Video Gallery

Video Gallery

To View the Video

Current Concepts in the Management of Advanced/End-Stage Hallux Rigidus

March 01, 2019

Contributors: Tyler Gonzalez, MD; David B Thordarson, MD; Timothy Charlton, MD; Timothy Charlton, MD

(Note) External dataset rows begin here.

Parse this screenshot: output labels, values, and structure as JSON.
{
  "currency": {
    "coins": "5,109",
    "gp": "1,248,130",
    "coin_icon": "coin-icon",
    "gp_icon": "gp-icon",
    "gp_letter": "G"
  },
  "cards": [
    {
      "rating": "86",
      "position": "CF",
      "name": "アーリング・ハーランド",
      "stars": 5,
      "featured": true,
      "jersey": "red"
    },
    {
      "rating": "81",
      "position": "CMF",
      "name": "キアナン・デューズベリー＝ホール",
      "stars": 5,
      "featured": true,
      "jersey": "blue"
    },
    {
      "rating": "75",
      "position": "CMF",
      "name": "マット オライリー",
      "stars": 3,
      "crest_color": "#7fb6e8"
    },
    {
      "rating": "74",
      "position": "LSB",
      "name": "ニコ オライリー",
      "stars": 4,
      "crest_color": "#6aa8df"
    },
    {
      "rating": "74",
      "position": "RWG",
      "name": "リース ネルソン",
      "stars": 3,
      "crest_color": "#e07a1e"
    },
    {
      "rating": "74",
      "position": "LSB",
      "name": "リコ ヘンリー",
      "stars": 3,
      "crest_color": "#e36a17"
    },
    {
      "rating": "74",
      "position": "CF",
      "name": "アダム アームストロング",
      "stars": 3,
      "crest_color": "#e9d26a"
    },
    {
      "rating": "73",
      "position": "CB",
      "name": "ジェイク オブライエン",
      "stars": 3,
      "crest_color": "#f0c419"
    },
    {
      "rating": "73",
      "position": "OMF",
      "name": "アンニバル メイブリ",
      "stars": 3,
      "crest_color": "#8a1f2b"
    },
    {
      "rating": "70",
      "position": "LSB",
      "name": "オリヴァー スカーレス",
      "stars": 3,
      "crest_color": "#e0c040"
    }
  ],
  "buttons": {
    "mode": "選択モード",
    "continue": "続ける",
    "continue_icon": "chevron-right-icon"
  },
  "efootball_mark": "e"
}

Polyvinyl alcohol (PVA) implants are used in many areas of orthopaedic surgery. A PVA implant currently available on the market can be used to manage end-stage hallux rigidus. This implant is touted to improve range of motion, function, and pain without the need for fusion. The literature on hydrogel implants is thorough. Prospective randomized trials report good outcomes in patients who undergo treatment with a hydrogel implant, with 2- and 5-year results demonstrating almost 100% implant survivorship, improved range of motion, and maintained pain and functional relief. A noninferiority study reported that hydrogel implants are noninferior to fusion with a 15% margin. Therefore, at least 85% of patients who undergo treatment with a hydrogel implant will have pain and functional outcomes as good as those of patients who undergo fusion. Hydrogel implants are more beneficial than metatarsophalangeal (MTP) joint arthroplasty because minimal bone loss occurs; therefore, conversion to MTP fusion may be easier in patients who undergo treatment with a hydrogel implant. Studies on conversion from a hydrogel implant to MTP fusion demonstrate that, if the implant fails, conversion to fusion results in the same fusion rate and functional outcomes as primary fusion for the management of end-stage hallux rigidus. In the past 22 months, we have performed 90 hydrogel implant procedures. The results demonstrate good pain relief, excellent functional outcomes, and good implant survivorship. We had to revise three implants because of subsidence, and one implant required conversion to fusion. Overall, our experience with hydrogel implants has been positive; however, we realize the limitations of this device. Approximately 25% of our patients required a dorsiflexion osteotomy of the proximal phalanx during the index procedure to improve dorsiflexion. Approximately one-third of our patients had stiffness and inflammation 3 months postoperatively and required dorsal capsule injection. We have been integrating the use of dynamic splints into our postoperative protocol. We recognize that our data are limited; however, our patients appear to have improved range of motion and pain scores. Our indications for a hydrogel implant have changed in the past 22 months. Patients with stiffness and limited range of motion, mild or moderate hallux valgus, or sesamoid pain are not ideal candidates for a hydrogel implant. We believe these variables have led to less-than-satisfactory outcomes. We have modified the surgical technique described in the literature. We leave the implant 2 to 3 mm proud rather than 0.5 to 1.5 mm proud, which is recommended by the technique guide. We do not bottom out the reamer, and we use a freer elevator to ensure the reamer does not fully advance. We believe that overreaming may be the reason we observed subsidence in our first patients. Since limiting reamer depth, we observed no subsidence and improved joint space on radiographs. Desired passive range of motion was not achieved intraoperatively in approximately 15% to 20% of our patients; therefore, a dorsiflexion osteotomy of the proximal phalanx was required to improve dorsiflexion. We have retrospectively collected Patient-Reported Outcomes Measurement Information System data on our patients. Overall, our current Patient-Reported Outcomes Measurement Information System data is positive, with a mean physical function score of 42.4, a mean pain interference score of 56.8, and a depression score of 50.6 at a mean follow up of 6 months. We acknowledge this is not long-term data but feel it shows positive results in many of our patients. Overall, our experience with hydrogel implants has been positive; however, our indications have narrowed, and our surgical technique and rehabilitation protocols have changed. We believe hydrogel implants are valuable for the management of hallux rigidus, especially in patients who require specific shoes for work or social activities and patients with jobs/activities that require dorsiflexion of the hallux MTP joints. Appropriate informed consent must be given to patients undergoing treatment with a hydrogel implant, and patients must understand that they will likely require revision or conversion to MTP fusion. In patients who understand these risks and are good candidates for the procedure, hydrogel implants are a good treatment option for management of end-stage hallux rigid and an alternative to hallux MTP fusion.

Results for "Foot & Ankle"

1 of 7
1 of 7

X